Botanical name: Liquidambar styraciflua

Common/commercial names: Redgum, sapgum, sweetgum


Distribution & Availability

The gums are an important part of the Eastern hardwood forests, and are found throughout the South Eastern USA. Excellent availability as lumber and veneer in a wide range of grades and specifications. When sorted for colour, redgum (majority heartwood) is more limited in its availability.

General Description

The sapwood of American gum tends to be wide and is white to light pink, while the heartwood is reddish brown, often with darker streaks. The wood has irregular grain, usually interlocked, which produces an attractive grain figure. It has a fine uniform texture.

Physical & Mechanical Properties

American gum is moderately hard, stiff and heavy and has a low steam bending classification

Working Properties

The wood is easy to work, with both hand and machine tools. It nails, screws and glues well, takes stain easily and can be sanded and polished to an excellent finish. It dries rapidly with a strong tendency to warp and twist. It has a large shrinkage, and is liable to movement in performance.


Rated as non-resistant to heartwood decay. The heartwood is moderately resistant to preservative treatment, but the sapwood is permeable.

Main Uses

Cabinet making, furniture parts, doors, internal joinery, strips and mouldings. Used in some export markets with stained finishes as a walnut or mahogany substitute.

Other Information

Lumber is often sold as sapgum and no colour specification is required. According to the NHLA grading standards, when sold as redgum, each clear cutting is required to have one red (heartwood) face.
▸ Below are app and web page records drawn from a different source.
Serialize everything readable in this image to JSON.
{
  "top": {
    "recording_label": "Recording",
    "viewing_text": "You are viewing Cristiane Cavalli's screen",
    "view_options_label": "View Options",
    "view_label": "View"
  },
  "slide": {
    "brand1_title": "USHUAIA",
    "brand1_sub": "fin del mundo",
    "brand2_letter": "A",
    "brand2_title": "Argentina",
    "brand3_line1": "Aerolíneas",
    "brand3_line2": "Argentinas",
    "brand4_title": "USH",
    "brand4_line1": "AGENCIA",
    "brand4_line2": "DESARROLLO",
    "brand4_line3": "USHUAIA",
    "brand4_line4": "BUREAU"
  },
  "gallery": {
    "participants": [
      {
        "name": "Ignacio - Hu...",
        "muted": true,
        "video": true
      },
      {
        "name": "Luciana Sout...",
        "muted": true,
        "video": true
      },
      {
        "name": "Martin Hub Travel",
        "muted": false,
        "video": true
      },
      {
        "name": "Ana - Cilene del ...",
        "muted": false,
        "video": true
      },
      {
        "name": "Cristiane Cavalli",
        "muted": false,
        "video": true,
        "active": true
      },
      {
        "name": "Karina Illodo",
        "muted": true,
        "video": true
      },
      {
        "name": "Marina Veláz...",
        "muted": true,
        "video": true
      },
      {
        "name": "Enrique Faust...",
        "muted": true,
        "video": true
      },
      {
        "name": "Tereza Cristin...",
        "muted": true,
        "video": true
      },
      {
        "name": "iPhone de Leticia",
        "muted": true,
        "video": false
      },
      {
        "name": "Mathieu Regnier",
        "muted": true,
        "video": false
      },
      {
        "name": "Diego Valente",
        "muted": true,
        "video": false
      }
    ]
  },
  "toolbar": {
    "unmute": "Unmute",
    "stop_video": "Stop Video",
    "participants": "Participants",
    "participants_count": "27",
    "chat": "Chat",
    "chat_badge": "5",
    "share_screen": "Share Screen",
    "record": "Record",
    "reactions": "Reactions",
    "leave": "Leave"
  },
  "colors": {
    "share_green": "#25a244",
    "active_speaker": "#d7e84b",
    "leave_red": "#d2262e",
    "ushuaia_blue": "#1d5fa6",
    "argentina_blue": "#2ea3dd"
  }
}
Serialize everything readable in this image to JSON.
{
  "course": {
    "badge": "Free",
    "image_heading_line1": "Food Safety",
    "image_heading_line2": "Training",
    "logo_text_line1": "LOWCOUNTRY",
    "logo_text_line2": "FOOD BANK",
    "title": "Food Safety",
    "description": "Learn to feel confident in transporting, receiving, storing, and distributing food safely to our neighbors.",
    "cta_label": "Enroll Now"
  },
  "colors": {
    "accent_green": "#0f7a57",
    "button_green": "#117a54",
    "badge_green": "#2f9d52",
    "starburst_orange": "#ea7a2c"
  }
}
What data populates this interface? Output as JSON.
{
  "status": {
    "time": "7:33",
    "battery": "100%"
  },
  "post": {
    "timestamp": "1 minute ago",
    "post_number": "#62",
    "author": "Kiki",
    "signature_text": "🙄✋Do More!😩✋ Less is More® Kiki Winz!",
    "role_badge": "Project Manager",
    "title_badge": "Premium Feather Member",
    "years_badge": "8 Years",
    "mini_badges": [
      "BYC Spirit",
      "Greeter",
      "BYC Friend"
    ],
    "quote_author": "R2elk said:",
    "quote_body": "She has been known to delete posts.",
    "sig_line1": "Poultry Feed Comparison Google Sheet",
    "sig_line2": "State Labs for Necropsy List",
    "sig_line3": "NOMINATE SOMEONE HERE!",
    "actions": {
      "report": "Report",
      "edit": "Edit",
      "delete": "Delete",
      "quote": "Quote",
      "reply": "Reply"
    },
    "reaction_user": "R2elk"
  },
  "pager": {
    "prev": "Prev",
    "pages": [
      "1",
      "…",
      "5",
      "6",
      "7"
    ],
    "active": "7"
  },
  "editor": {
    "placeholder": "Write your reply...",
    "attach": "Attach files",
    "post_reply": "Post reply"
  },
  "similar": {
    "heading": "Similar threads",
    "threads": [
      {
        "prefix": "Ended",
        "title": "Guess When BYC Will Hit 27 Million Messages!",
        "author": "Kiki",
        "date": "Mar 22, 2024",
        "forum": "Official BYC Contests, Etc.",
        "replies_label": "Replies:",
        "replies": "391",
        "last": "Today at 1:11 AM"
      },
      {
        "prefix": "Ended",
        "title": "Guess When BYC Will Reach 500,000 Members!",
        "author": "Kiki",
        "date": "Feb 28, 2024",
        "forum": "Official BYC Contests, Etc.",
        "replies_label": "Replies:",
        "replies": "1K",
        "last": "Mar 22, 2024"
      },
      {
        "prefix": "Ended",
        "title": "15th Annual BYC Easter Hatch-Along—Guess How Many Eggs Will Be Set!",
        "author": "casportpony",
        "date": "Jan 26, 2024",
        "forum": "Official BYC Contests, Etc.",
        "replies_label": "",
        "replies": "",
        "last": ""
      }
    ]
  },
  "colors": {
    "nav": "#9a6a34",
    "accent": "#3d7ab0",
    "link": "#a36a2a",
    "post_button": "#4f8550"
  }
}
Ash Aspen Beech Birch Cherry Cottonwood Gum Hackberry Hickory & Pecan Hard maple Soft maple Red oak White oak Sycamore Tulipwood/Yellow poplar Walnut